The innumerable ways that things have been done in the past, like during the 1950’s of Charlotte, will make sense if examined and thought about instead of criticized.
For instance, in 1957 Charlotte, citizens desired convenience just as they do in 2022. So, in order to keep fathers from having to find a safe means of disposing of the double edged, still sharp razor blades, manufacturers of metal medicine cabinets provided an easy fix.
Since the metal medicine cabinets were recessed between wall studs, the makers of up-scale bathroom fixtures placed a small, downward pointed slit in the upper middle back of each cabinet. The slit was just large enough for one of those used, double-edged razor blades. Since the space between the studs and back-to-back sheets of drywall was large and the blades small but still potentially dangerous for a child or unsuspecting adult, it was a good solution. Shave with it, then drop it in the slot preventing any finger from being harmed by it.
However, it must have been a slow news day in Charlotte on January 28, 2022, because our local paper ran a story of a relator making the discovery of such a medicine cabinet. It seems the realtor was assessing a partially renovated home when the electrician told him about what was sticking out of a wall. He rushed to see what had been found and then researched the phenomenon (on Google?) and learned something: Things were done differently, often for a sound reason, in the past.
But it seems the Charlotte relator is a late comer to making this discovery of what he describes as a “weird” way of the disposal of used razor blades. In 2020 it seems a Los Angeles woman made the same discovery in her home and posted it on TikTok. Her post had 3.8 million views and almost 3,000 comments.

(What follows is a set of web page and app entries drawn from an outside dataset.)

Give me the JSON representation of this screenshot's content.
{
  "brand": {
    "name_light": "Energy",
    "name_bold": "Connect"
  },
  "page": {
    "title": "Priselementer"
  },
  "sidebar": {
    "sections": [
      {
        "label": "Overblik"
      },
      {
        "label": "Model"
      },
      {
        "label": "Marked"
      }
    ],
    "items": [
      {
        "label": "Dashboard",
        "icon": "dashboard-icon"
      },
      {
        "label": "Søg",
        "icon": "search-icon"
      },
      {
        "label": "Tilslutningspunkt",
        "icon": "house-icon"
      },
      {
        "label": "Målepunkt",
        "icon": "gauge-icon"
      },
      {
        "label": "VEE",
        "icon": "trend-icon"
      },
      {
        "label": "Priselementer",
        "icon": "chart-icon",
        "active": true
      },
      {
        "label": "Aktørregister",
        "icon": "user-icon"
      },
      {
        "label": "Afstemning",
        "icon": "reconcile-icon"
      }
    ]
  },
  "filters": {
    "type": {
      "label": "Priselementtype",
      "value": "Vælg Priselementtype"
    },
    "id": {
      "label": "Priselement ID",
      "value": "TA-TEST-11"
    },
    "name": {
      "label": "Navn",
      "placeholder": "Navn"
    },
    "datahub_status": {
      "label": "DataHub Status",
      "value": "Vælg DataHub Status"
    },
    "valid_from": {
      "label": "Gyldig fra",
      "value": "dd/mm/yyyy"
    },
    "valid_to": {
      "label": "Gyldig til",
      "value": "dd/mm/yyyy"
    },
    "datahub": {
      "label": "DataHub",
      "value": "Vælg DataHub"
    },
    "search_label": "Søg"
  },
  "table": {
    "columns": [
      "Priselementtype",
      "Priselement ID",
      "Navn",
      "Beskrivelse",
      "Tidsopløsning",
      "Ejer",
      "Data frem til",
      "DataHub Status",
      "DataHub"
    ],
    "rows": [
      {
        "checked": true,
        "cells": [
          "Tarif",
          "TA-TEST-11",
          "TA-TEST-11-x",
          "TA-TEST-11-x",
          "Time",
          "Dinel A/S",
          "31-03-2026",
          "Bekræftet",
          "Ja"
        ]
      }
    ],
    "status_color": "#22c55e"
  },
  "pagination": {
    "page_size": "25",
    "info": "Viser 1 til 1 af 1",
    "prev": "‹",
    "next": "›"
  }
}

Now, I understand that not everyone is knowledgeable of residential life during the 1950’s, especially knowing about such details as bathroom medicine cabinets. I applaud the Charlotte realtor for conducting what passes for research in today’s Internet world. I am also pleased that he has the character for admitting that he had learned something. However, what I object to is the Charlotte realtor saying/thinking about the way of disposing of razor blades, “It’s just weird, and we would never think of doing it at all today, at least I hope not.” All I can say in response to him is that patients at one time were bled as a cure for illness. And as far as the Los Angeles woman, all I wonder is: Are we such a bored society that over 3.8 million folks are entertained on TikTok by a tiny slot in a medicine cabinet?
Sometime in my expanding tenure as a teacher as I aged, I realized how many years began separating me from my students. Aware of my own experiences and sensibilities, I began each new year searching the events of my students’ birth year. In that small way, thinking of the year they were born, I was more aware of their experiences and their exposures. This small knowledge helped me be more sensitive to the time that had helped form my students. From that hallmark, we moved forward as I taught them to fill in any gaps in their historical knowledge and to think critically of their time and times past.

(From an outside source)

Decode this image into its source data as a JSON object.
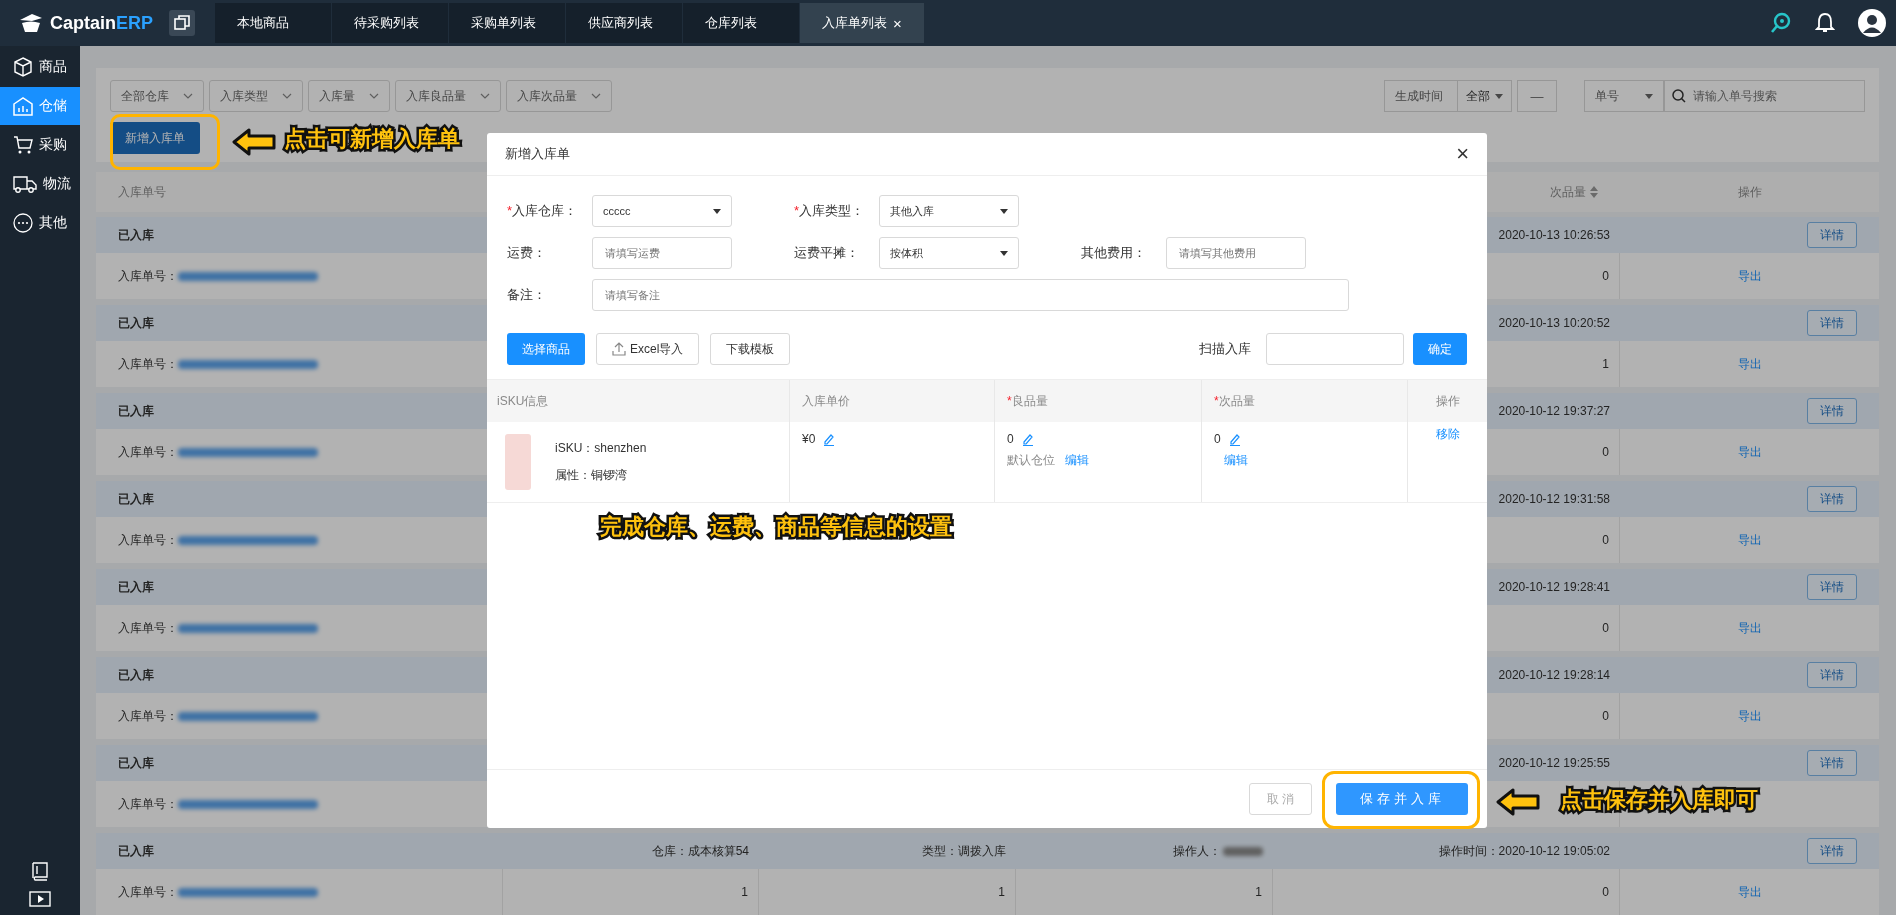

These episodes concerning the renovation of a Charlotte and a Los Angeles home and the attention they bring should serve as a “real-life example” of the importance for teaching critical thinking skills and history because it matters that our children be made aware that the world has not always been as it is for them. And that looking something up on the Internet is not research, just exploration.